Top of PROVIDED ENTRIES

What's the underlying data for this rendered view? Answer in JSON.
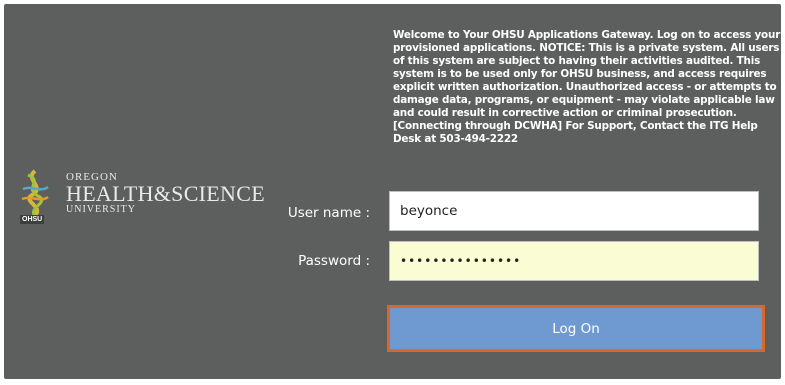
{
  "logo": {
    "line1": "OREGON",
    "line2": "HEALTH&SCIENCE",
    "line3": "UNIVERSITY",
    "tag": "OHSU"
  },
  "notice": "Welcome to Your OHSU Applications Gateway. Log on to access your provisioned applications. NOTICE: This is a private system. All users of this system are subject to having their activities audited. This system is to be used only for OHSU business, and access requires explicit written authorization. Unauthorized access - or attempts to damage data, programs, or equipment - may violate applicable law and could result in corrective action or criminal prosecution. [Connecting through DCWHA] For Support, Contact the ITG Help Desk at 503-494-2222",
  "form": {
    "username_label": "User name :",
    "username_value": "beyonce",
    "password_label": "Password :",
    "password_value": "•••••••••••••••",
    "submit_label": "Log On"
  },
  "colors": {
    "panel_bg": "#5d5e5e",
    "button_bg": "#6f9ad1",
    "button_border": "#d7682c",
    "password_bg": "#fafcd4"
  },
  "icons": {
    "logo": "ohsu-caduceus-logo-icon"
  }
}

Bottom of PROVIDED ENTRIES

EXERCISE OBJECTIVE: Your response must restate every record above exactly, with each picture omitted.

PROBLEM SOLUTION:
What's the underlying data for this rendered view? Answer in JSON.
{
  "logo": {
    "line1": "OREGON",
    "line2": "HEALTH&SCIENCE",
    "line3": "UNIVERSITY",
    "tag": "OHSU"
  },
  "notice": "Welcome to Your OHSU Applications Gateway. Log on to access your provisioned applications. NOTICE: This is a private system. All users of this system are subject to having their activities audited. This system is to be used only for OHSU business, and access requires explicit written authorization. Unauthorized access - or attempts to damage data, programs, or equipment - may violate applicable law and could result in corrective action or criminal prosecution. [Connecting through DCWHA] For Support, Contact the ITG Help Desk at 503-494-2222",
  "form": {
    "username_label": "User name :",
    "username_value": "beyonce",
    "password_label": "Password :",
    "password_value": "•••••••••••••••",
    "submit_label": "Log On"
  },
  "colors": {
    "panel_bg": "#5d5e5e",
    "button_bg": "#6f9ad1",
    "button_border": "#d7682c",
    "password_bg": "#fafcd4"
  },
  "icons": {
    "logo": "ohsu-caduceus-logo-icon"
  }
}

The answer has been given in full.